# What is required
What you return should match every entry, character for character.

# Dataset rows for apps and sites
········

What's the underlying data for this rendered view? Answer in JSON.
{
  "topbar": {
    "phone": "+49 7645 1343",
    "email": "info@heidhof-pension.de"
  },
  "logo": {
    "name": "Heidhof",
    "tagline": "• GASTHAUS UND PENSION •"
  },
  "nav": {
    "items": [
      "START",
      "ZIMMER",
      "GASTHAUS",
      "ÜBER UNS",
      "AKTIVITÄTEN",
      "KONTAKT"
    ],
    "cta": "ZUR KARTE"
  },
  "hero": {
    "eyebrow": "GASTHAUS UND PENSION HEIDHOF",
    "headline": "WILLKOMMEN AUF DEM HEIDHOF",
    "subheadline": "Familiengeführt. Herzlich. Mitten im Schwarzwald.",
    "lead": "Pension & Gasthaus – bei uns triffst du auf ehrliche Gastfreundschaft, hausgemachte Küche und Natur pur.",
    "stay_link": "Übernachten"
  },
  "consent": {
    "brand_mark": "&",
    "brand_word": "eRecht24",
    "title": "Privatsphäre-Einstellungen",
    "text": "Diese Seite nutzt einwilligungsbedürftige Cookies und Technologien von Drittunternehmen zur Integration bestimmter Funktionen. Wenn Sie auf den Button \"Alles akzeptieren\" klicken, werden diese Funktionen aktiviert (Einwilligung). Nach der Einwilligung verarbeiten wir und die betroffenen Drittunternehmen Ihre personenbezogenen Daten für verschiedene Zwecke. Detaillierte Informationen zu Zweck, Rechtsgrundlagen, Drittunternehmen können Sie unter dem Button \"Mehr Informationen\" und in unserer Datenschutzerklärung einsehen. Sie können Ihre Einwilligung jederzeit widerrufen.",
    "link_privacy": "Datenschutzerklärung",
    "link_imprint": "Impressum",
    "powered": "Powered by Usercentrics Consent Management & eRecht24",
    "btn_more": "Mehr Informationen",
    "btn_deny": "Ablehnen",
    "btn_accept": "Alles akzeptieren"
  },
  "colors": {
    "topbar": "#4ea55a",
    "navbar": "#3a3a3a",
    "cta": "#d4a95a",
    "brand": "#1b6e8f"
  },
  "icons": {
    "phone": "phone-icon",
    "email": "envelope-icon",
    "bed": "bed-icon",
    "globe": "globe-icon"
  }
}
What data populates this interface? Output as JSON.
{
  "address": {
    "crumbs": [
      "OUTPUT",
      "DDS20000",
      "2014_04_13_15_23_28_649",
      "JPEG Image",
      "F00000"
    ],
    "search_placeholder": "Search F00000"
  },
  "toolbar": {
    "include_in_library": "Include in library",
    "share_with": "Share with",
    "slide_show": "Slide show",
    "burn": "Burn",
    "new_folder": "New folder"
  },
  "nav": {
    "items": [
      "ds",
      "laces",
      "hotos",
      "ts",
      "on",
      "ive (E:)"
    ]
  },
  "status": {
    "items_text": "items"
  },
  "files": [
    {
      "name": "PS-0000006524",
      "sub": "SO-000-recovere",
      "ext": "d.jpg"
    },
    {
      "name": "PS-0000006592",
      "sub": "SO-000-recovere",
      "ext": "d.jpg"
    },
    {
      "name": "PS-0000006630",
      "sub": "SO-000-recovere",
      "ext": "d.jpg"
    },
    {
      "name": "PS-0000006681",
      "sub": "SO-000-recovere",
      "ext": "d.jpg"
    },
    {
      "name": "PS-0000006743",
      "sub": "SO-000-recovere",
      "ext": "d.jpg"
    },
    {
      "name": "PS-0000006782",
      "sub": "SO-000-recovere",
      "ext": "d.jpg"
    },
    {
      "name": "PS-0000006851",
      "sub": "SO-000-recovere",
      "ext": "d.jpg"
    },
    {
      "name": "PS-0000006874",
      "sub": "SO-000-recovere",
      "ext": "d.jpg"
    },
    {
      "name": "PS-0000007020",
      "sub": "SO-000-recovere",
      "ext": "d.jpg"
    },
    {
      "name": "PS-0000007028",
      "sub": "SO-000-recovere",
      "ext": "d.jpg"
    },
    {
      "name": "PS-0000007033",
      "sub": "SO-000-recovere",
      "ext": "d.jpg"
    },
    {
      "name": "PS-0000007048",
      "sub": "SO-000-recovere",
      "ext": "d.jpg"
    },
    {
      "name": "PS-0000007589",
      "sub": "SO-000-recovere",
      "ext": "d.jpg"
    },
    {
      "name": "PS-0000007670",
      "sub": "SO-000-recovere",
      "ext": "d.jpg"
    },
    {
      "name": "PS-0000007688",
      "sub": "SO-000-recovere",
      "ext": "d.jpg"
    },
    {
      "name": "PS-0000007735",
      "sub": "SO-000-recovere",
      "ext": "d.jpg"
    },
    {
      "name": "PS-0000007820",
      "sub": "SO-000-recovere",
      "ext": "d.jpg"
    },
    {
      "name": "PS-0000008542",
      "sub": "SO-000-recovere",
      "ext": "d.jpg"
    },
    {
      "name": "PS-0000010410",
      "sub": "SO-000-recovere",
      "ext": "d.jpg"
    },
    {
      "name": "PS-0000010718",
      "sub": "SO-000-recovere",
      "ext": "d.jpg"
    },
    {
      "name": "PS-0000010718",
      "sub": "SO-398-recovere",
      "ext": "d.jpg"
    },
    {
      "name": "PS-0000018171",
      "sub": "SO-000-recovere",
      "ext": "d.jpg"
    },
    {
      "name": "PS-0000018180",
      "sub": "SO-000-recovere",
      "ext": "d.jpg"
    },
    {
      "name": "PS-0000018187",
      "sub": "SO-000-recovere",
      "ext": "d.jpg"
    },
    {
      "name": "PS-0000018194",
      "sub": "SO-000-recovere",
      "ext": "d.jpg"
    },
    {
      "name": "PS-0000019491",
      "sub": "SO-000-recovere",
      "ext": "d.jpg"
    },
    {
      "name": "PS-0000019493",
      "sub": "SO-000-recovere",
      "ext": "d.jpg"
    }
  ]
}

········

# Task result
What's the underlying data for this rendered view? Answer in JSON.
{
  "topbar": {
    "phone": "+49 7645 1343",
    "email": "info@heidhof-pension.de"
  },
  "logo": {
    "name": "Heidhof",
    "tagline": "• GASTHAUS UND PENSION •"
  },
  "nav": {
    "items": [
      "START",
      "ZIMMER",
      "GASTHAUS",
      "ÜBER UNS",
      "AKTIVITÄTEN",
      "KONTAKT"
    ],
    "cta": "ZUR KARTE"
  },
  "hero": {
    "eyebrow": "GASTHAUS UND PENSION HEIDHOF",
    "headline": "WILLKOMMEN AUF DEM HEIDHOF",
    "subheadline": "Familiengeführt. Herzlich. Mitten im Schwarzwald.",
    "lead": "Pension & Gasthaus – bei uns triffst du auf ehrliche Gastfreundschaft, hausgemachte Küche und Natur pur.",
    "stay_link": "Übernachten"
  },
  "consent": {
    "brand_mark": "&",
    "brand_word": "eRecht24",
    "title": "Privatsphäre-Einstellungen",
    "text": "Diese Seite nutzt einwilligungsbedürftige Cookies und Technologien von Drittunternehmen zur Integration bestimmter Funktionen. Wenn Sie auf den Button \"Alles akzeptieren\" klicken, werden diese Funktionen aktiviert (Einwilligung). Nach der Einwilligung verarbeiten wir und die betroffenen Drittunternehmen Ihre personenbezogenen Daten für verschiedene Zwecke. Detaillierte Informationen zu Zweck, Rechtsgrundlagen, Drittunternehmen können Sie unter dem Button \"Mehr Informationen\" und in unserer Datenschutzerklärung einsehen. Sie können Ihre Einwilligung jederzeit widerrufen.",
    "link_privacy": "Datenschutzerklärung",
    "link_imprint": "Impressum",
    "powered": "Powered by Usercentrics Consent Management & eRecht24",
    "btn_more": "Mehr Informationen",
    "btn_deny": "Ablehnen",
    "btn_accept": "Alles akzeptieren"
  },
  "colors": {
    "topbar": "#4ea55a",
    "navbar": "#3a3a3a",
    "cta": "#d4a95a",
    "brand": "#1b6e8f"
  },
  "icons": {
    "phone": "phone-icon",
    "email": "envelope-icon",
    "bed": "bed-icon",
    "globe": "globe-icon"
  }
}
What data populates this interface? Output as JSON.
{
  "address": {
    "crumbs": [
      "OUTPUT",
      "DDS20000",
      "2014_04_13_15_23_28_649",
      "JPEG Image",
      "F00000"
    ],
    "search_placeholder": "Search F00000"
  },
  "toolbar": {
    "include_in_library": "Include in library",
    "share_with": "Share with",
    "slide_show": "Slide show",
    "burn": "Burn",
    "new_folder": "New folder"
  },
  "nav": {
    "items": [
      "ds",
      "laces",
      "hotos",
      "ts",
      "on",
      "ive (E:)"
    ]
  },
  "status": {
    "items_text": "items"
  },
  "files": [
    {
      "name": "PS-0000006524",
      "sub": "SO-000-recovere",
      "ext": "d.jpg"
    },
    {
      "name": "PS-0000006592",
      "sub": "SO-000-recovere",
      "ext": "d.jpg"
    },
    {
      "name": "PS-0000006630",
      "sub": "SO-000-recovere",
      "ext": "d.jpg"
    },
    {
      "name": "PS-0000006681",
      "sub": "SO-000-recovere",
      "ext": "d.jpg"
    },
    {
      "name": "PS-0000006743",
      "sub": "SO-000-recovere",
      "ext": "d.jpg"
    },
    {
      "name": "PS-0000006782",
      "sub": "SO-000-recovere",
      "ext": "d.jpg"
    },
    {
      "name": "PS-0000006851",
      "sub": "SO-000-recovere",
      "ext": "d.jpg"
    },
    {
      "name": "PS-0000006874",
      "sub": "SO-000-recovere",
      "ext": "d.jpg"
    },
    {
      "name": "PS-0000007020",
      "sub": "SO-000-recovere",
      "ext": "d.jpg"
    },
    {
      "name": "PS-0000007028",
      "sub": "SO-000-recovere",
      "ext": "d.jpg"
    },
    {
      "name": "PS-0000007033",
      "sub": "SO-000-recovere",
      "ext": "d.jpg"
    },
    {
      "name": "PS-0000007048",
      "sub": "SO-000-recovere",
      "ext": "d.jpg"
    },
    {
      "name": "PS-0000007589",
      "sub": "SO-000-recovere",
      "ext": "d.jpg"
    },
    {
      "name": "PS-0000007670",
      "sub": "SO-000-recovere",
      "ext": "d.jpg"
    },
    {
      "name": "PS-0000007688",
      "sub": "SO-000-recovere",
      "ext": "d.jpg"
    },
    {
      "name": "PS-0000007735",
      "sub": "SO-000-recovere",
      "ext": "d.jpg"
    },
    {
      "name": "PS-0000007820",
      "sub": "SO-000-recovere",
      "ext": "d.jpg"
    },
    {
      "name": "PS-0000008542",
      "sub": "SO-000-recovere",
      "ext": "d.jpg"
    },
    {
      "name": "PS-0000010410",
      "sub": "SO-000-recovere",
      "ext": "d.jpg"
    },
    {
      "name": "PS-0000010718",
      "sub": "SO-000-recovere",
      "ext": "d.jpg"
    },
    {
      "name": "PS-0000010718",
      "sub": "SO-398-recovere",
      "ext": "d.jpg"
    },
    {
      "name": "PS-0000018171",
      "sub": "SO-000-recovere",
      "ext": "d.jpg"
    },
    {
      "name": "PS-0000018180",
      "sub": "SO-000-recovere",
      "ext": "d.jpg"
    },
    {
      "name": "PS-0000018187",
      "sub": "SO-000-recovere",
      "ext": "d.jpg"
    },
    {
      "name": "PS-0000018194",
      "sub": "SO-000-recovere",
      "ext": "d.jpg"
    },
    {
      "name": "PS-0000019491",
      "sub": "SO-000-recovere",
      "ext": "d.jpg"
    },
    {
      "name": "PS-0000019493",
      "sub": "SO-000-recovere",
      "ext": "d.jpg"
    }
  ]
}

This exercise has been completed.